**TASK:** Among the lines of the records, find all that carry the word "others" and copy them.

═══ DATASET RECORDS

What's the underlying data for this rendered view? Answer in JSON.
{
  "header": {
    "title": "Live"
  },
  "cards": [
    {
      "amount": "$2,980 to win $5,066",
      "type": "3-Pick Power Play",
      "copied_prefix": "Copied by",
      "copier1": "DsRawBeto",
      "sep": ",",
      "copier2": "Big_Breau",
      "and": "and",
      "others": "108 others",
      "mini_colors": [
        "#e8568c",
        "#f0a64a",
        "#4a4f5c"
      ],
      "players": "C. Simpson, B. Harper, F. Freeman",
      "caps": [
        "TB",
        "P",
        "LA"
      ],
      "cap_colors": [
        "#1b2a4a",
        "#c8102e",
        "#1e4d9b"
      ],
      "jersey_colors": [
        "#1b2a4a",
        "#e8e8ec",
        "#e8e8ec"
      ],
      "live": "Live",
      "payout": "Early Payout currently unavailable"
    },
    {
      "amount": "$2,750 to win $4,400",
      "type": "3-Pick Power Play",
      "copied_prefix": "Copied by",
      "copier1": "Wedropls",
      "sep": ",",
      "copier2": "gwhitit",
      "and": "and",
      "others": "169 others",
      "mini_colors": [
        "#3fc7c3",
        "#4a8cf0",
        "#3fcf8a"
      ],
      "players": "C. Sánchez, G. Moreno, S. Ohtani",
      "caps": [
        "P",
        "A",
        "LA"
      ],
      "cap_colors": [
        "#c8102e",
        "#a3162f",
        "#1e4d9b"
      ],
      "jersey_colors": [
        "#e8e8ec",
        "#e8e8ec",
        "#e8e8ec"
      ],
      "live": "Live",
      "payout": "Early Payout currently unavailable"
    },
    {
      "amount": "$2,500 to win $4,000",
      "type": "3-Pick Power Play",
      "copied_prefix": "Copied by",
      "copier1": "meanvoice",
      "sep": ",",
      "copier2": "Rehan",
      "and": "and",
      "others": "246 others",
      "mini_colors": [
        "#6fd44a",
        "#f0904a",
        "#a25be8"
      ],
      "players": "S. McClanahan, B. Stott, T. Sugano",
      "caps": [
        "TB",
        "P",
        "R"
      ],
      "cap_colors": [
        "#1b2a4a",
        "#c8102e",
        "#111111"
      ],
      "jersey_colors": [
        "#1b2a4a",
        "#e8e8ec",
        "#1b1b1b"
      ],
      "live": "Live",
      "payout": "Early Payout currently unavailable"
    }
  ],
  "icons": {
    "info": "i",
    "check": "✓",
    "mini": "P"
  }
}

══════

**RESPONSE AREA:**
      "others": "108 others",
      "others": "169 others",
      "others": "246 others",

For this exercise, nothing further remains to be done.